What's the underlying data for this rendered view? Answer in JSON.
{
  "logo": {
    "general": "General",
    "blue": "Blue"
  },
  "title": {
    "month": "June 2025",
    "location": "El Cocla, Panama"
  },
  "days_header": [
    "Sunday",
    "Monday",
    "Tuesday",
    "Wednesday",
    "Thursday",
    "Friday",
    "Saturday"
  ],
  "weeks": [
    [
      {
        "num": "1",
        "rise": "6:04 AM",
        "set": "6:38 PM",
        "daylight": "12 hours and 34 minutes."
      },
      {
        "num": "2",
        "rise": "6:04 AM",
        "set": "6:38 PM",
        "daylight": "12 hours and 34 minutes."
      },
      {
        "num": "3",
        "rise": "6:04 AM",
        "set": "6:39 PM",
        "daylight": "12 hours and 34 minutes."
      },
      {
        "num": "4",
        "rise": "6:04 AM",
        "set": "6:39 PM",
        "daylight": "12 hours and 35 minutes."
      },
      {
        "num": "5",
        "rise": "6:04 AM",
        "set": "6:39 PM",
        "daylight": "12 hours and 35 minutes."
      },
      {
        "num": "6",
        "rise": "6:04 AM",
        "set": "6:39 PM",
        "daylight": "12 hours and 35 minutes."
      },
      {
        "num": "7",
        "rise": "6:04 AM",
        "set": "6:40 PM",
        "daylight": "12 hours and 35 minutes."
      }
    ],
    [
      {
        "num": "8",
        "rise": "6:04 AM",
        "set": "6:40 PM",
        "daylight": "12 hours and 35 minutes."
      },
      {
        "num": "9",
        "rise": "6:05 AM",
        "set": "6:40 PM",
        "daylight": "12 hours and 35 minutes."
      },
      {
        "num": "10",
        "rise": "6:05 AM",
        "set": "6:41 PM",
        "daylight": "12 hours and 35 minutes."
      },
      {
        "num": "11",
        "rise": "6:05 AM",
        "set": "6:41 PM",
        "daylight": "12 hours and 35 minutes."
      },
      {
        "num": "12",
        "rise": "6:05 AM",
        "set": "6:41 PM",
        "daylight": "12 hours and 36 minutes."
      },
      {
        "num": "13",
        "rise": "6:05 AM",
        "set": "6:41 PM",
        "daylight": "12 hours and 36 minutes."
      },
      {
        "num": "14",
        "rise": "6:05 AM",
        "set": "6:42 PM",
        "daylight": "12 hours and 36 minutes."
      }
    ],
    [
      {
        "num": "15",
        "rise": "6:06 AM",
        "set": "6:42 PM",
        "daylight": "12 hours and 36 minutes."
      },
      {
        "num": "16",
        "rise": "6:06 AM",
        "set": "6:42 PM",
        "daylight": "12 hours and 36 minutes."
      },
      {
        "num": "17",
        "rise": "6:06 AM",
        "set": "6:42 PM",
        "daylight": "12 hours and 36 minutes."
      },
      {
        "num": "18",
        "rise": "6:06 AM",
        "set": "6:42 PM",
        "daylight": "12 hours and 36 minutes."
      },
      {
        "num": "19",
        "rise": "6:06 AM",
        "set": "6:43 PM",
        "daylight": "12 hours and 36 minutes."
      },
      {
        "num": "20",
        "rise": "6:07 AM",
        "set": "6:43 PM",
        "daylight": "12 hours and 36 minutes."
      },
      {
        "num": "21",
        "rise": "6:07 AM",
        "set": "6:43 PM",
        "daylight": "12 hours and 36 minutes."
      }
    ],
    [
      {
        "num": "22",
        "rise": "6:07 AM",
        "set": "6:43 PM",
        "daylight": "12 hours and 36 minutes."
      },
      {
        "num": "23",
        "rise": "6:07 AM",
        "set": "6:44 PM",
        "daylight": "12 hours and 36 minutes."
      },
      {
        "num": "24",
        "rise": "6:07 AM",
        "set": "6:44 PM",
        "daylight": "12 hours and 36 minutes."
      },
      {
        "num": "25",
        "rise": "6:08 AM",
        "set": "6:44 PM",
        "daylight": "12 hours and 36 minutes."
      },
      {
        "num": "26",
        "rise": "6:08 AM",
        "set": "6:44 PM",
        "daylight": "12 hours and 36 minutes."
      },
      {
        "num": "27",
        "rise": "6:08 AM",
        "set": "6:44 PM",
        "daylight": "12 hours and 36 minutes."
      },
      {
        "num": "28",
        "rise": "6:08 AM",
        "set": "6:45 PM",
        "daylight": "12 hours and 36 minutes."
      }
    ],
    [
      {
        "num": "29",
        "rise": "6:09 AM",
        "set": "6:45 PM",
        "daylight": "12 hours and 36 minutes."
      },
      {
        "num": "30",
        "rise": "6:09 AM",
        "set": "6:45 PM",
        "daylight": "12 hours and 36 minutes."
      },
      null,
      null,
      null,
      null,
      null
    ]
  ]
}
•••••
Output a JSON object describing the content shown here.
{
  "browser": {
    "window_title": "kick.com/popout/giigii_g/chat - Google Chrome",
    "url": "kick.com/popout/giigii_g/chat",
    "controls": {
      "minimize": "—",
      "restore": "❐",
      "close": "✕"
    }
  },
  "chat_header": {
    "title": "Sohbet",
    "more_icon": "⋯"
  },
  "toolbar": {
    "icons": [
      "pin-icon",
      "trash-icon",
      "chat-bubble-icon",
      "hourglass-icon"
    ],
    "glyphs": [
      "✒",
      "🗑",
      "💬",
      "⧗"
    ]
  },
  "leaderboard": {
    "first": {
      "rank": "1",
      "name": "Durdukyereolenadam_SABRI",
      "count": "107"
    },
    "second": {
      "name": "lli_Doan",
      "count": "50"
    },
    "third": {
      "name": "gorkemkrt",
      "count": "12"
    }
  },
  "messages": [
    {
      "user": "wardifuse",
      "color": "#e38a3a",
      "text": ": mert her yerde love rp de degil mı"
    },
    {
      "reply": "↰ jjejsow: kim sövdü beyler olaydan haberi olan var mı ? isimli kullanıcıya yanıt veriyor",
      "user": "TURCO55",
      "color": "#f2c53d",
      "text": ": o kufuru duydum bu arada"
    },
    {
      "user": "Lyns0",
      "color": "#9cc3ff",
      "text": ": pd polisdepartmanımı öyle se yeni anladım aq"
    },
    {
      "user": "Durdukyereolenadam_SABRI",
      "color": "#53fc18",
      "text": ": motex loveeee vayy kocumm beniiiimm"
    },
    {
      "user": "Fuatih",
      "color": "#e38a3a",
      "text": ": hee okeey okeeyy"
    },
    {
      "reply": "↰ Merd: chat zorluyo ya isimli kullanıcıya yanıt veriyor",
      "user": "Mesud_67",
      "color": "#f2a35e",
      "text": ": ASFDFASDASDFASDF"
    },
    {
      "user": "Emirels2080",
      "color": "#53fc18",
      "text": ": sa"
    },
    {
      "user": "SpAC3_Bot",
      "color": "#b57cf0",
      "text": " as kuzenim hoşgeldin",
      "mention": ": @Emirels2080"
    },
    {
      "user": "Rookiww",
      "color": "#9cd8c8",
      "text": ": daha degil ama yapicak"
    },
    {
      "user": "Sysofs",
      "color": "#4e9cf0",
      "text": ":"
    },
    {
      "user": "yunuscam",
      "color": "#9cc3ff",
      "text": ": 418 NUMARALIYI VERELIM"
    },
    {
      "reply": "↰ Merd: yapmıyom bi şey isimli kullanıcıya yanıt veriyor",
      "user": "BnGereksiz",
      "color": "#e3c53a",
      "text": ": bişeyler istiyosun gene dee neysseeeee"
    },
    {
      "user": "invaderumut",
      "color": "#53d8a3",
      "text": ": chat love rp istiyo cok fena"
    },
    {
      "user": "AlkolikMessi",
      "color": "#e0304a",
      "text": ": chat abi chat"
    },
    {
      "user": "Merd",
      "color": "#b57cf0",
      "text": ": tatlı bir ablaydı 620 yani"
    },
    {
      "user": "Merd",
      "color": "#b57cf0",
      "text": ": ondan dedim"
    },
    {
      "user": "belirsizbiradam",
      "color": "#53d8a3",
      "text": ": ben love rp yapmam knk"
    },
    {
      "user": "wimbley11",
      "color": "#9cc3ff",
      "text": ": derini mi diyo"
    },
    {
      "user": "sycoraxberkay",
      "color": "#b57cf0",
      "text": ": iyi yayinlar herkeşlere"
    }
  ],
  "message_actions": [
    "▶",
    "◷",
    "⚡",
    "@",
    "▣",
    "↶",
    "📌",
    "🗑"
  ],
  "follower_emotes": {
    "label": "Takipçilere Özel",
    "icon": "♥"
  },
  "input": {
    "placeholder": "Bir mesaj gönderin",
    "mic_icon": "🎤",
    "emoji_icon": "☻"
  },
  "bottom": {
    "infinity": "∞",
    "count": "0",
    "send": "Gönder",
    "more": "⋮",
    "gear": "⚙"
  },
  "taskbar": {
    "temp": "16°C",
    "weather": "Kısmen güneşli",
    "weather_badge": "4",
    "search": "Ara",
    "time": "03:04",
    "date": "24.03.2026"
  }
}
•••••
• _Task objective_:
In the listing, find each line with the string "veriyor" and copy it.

• _Response to this exercise_:
      "reply": "↰ jjejsow: kim sövdü beyler olaydan haberi olan var mı ? isimli kullanıcıya yanıt veriyor",
      "reply": "↰ Merd: chat zorluyo ya isimli kullanıcıya yanıt veriyor",
      "reply": "↰ Merd: yapmıyom bi şey isimli kullanıcıya yanıt veriyor",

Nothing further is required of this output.